> _REQUIRED WORK_: Lines containing the word "number" are to be copied from the data below.

> _SOURCE RECORDS_:

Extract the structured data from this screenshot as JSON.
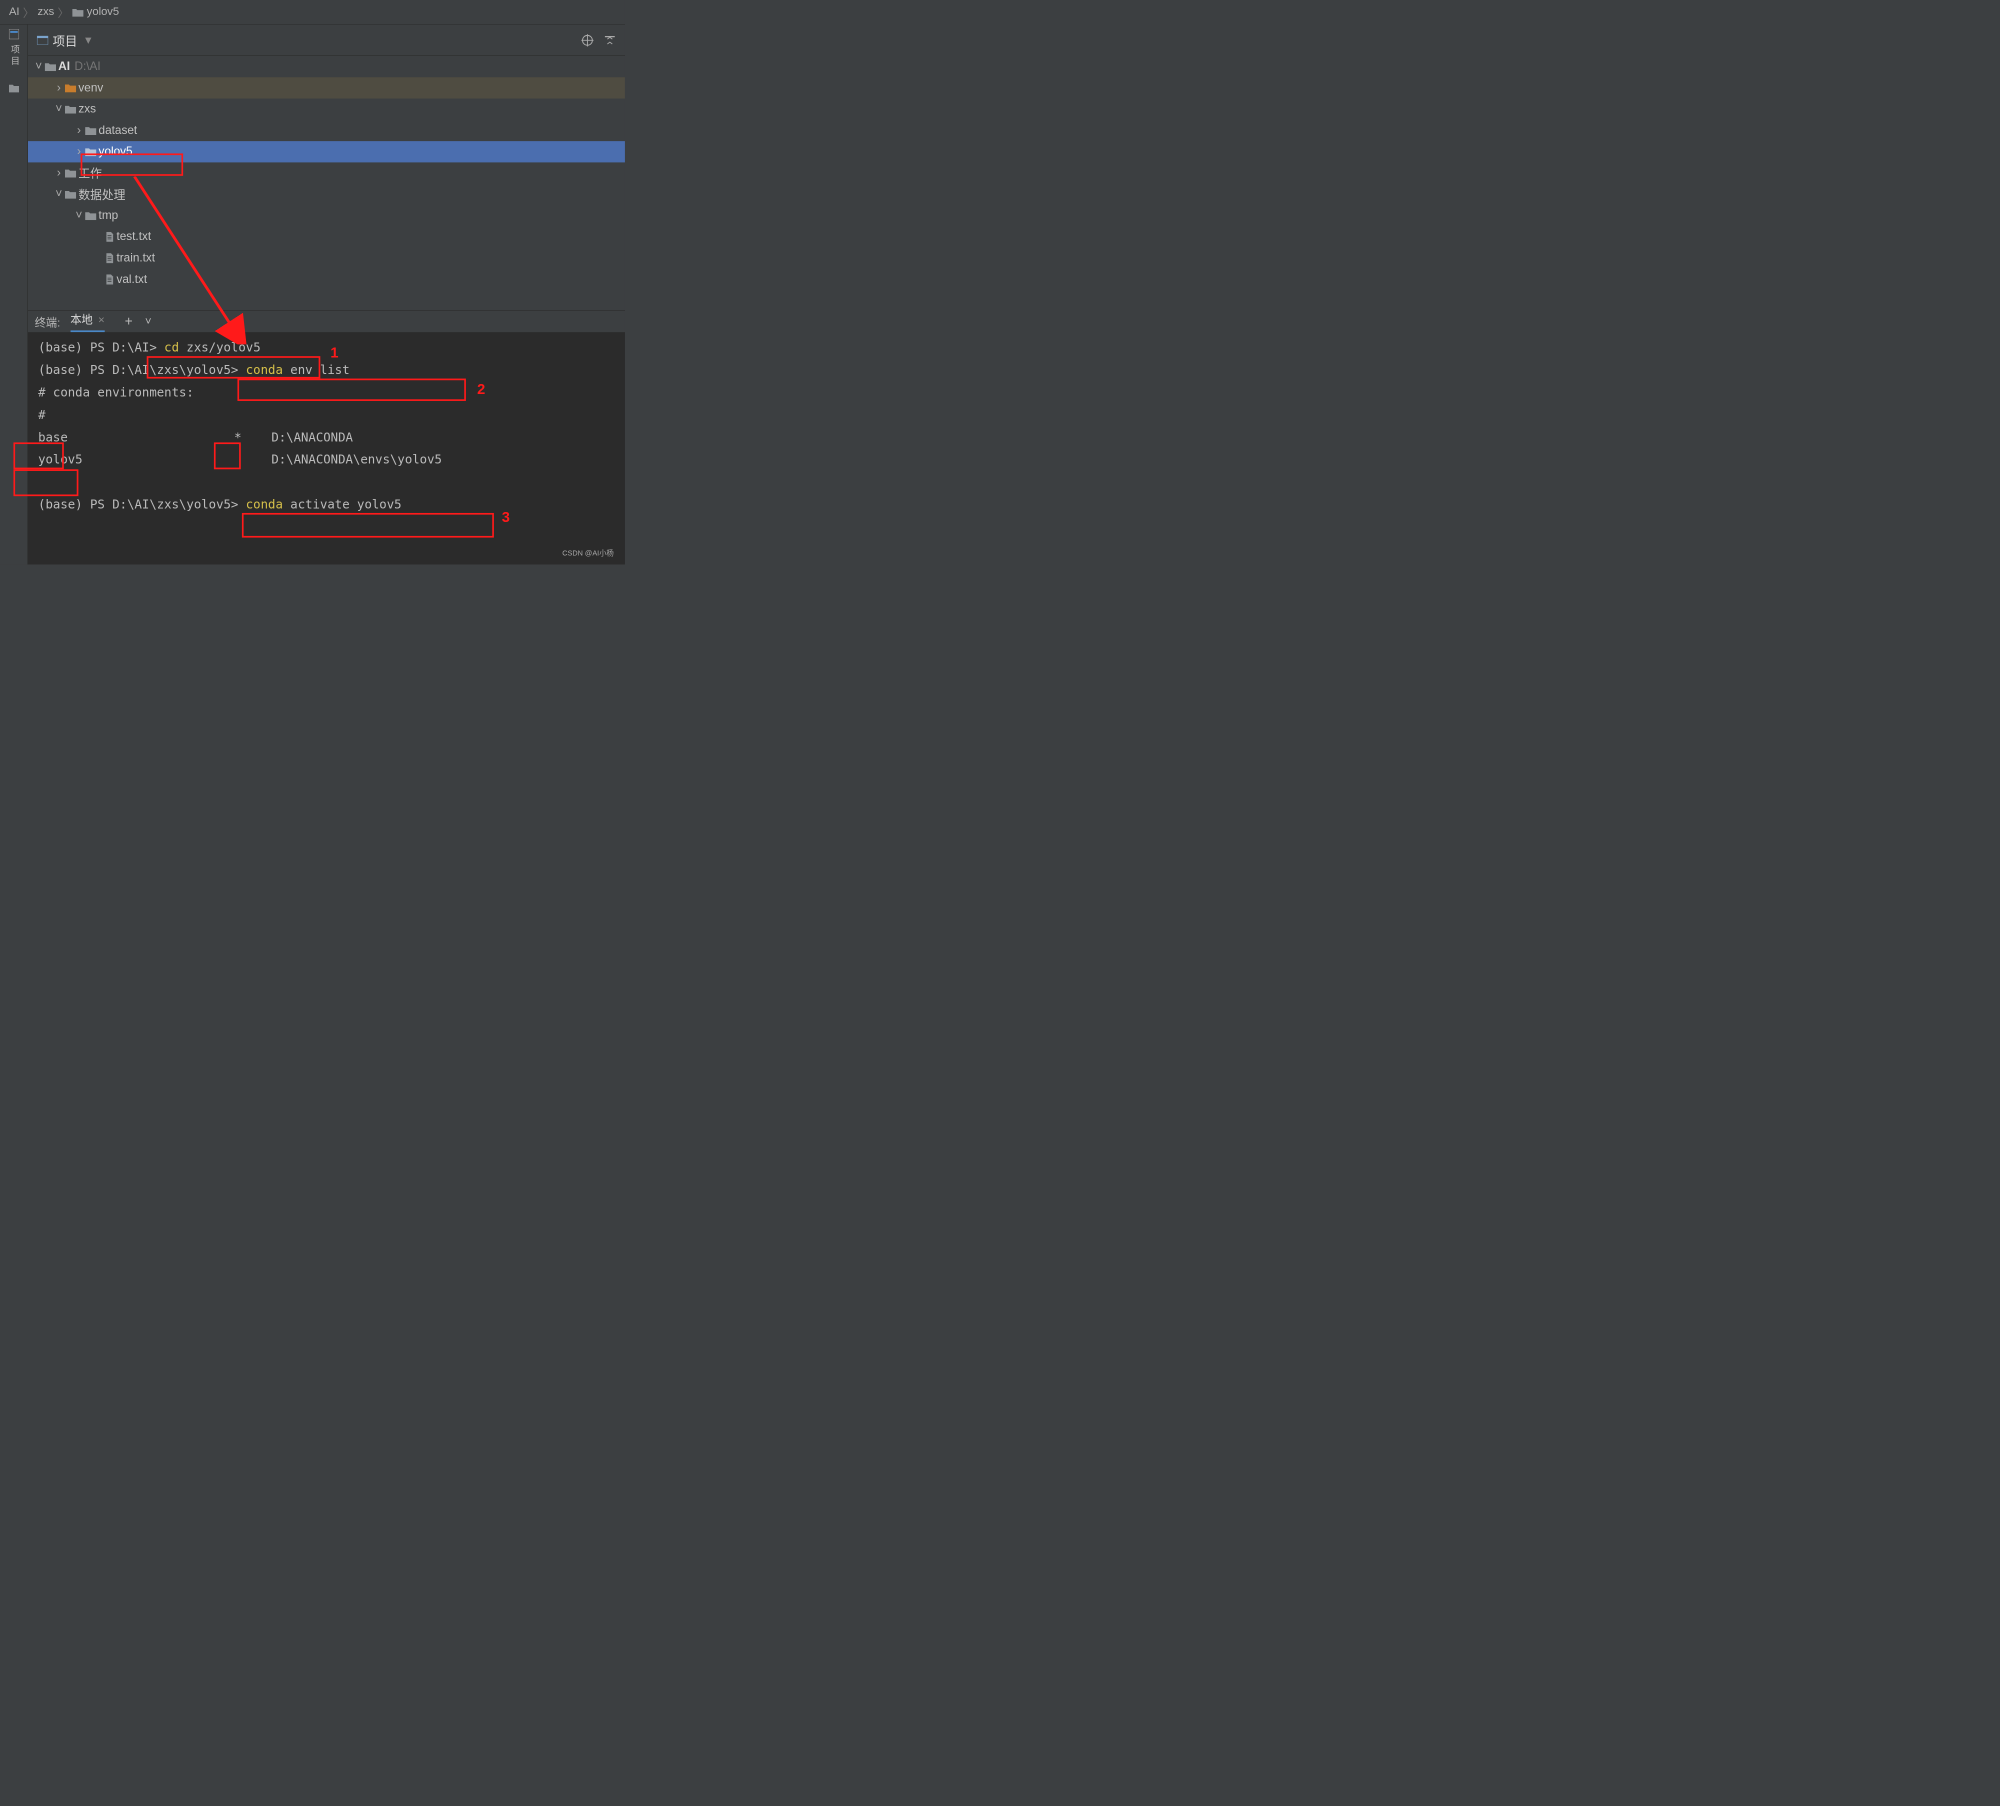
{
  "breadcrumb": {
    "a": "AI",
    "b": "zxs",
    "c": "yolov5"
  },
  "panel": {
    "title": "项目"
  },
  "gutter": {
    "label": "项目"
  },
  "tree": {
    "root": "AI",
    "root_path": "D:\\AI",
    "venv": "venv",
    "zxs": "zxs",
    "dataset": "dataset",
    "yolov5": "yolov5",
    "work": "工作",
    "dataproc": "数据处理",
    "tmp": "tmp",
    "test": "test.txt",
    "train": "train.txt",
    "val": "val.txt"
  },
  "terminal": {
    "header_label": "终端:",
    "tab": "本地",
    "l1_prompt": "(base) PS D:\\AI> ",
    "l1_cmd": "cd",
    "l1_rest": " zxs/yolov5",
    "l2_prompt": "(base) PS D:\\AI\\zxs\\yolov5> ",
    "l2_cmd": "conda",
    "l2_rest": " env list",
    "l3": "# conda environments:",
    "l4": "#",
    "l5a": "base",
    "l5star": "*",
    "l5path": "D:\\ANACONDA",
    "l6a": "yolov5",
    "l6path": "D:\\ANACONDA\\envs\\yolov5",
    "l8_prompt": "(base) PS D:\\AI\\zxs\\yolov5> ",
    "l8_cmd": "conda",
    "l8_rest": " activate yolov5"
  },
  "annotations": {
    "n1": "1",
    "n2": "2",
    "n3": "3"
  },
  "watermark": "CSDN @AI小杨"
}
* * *
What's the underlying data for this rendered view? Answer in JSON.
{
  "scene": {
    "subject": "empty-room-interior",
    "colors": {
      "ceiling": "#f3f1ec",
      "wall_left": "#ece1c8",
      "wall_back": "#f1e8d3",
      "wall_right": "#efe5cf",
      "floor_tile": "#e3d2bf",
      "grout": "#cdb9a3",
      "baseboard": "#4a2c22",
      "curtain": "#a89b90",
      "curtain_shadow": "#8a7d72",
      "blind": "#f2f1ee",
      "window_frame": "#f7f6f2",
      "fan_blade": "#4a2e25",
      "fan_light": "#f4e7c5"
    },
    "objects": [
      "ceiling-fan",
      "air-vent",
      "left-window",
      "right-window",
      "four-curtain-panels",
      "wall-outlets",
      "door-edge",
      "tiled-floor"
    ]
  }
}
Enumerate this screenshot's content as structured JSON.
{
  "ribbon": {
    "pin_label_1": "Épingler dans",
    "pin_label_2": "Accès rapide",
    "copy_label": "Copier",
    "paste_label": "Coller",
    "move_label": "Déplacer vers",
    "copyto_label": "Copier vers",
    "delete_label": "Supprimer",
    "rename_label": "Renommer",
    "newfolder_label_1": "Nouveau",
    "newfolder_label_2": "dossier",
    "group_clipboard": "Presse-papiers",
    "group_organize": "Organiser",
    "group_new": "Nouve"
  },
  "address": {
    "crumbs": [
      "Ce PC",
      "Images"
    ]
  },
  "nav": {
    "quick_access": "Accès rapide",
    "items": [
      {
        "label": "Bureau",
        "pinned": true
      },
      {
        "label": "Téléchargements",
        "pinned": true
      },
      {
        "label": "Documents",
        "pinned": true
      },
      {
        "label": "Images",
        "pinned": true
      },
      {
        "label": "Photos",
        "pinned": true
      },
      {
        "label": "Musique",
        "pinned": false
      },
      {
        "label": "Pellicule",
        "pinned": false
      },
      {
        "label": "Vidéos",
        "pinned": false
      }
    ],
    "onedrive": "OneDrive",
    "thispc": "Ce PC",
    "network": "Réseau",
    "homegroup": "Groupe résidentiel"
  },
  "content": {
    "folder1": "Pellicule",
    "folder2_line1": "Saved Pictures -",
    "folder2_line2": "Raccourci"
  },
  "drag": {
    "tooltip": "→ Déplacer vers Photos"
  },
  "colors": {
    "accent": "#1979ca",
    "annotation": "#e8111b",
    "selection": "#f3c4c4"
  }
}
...
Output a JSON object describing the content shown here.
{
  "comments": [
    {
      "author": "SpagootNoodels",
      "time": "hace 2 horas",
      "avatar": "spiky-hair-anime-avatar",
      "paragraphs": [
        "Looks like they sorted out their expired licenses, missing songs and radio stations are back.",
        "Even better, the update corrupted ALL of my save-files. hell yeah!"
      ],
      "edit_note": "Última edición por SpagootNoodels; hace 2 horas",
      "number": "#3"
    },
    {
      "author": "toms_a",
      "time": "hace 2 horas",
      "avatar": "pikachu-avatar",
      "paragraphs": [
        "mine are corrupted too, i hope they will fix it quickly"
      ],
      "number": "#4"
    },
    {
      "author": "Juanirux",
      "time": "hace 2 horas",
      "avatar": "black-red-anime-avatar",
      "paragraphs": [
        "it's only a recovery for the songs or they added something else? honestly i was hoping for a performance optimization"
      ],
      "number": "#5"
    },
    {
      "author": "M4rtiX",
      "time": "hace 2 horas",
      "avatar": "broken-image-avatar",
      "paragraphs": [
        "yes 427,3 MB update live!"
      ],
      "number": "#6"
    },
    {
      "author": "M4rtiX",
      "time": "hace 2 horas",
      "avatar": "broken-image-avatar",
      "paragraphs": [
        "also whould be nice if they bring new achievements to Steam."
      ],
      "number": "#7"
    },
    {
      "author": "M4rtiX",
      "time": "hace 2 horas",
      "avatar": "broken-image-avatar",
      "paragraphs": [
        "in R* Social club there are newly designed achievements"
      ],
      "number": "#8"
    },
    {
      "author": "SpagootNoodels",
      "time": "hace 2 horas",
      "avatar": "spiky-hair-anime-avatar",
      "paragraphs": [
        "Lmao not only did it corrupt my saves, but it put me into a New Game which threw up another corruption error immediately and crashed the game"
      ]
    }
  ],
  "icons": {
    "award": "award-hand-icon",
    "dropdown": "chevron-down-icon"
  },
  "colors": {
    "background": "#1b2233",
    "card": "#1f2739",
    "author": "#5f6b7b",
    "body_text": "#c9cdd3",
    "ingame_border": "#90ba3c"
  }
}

> _EXERCISE SOLUTION_:
      "number": "#3"
      "number": "#4"
      "number": "#5"
      "number": "#6"
      "number": "#7"
      "number": "#8"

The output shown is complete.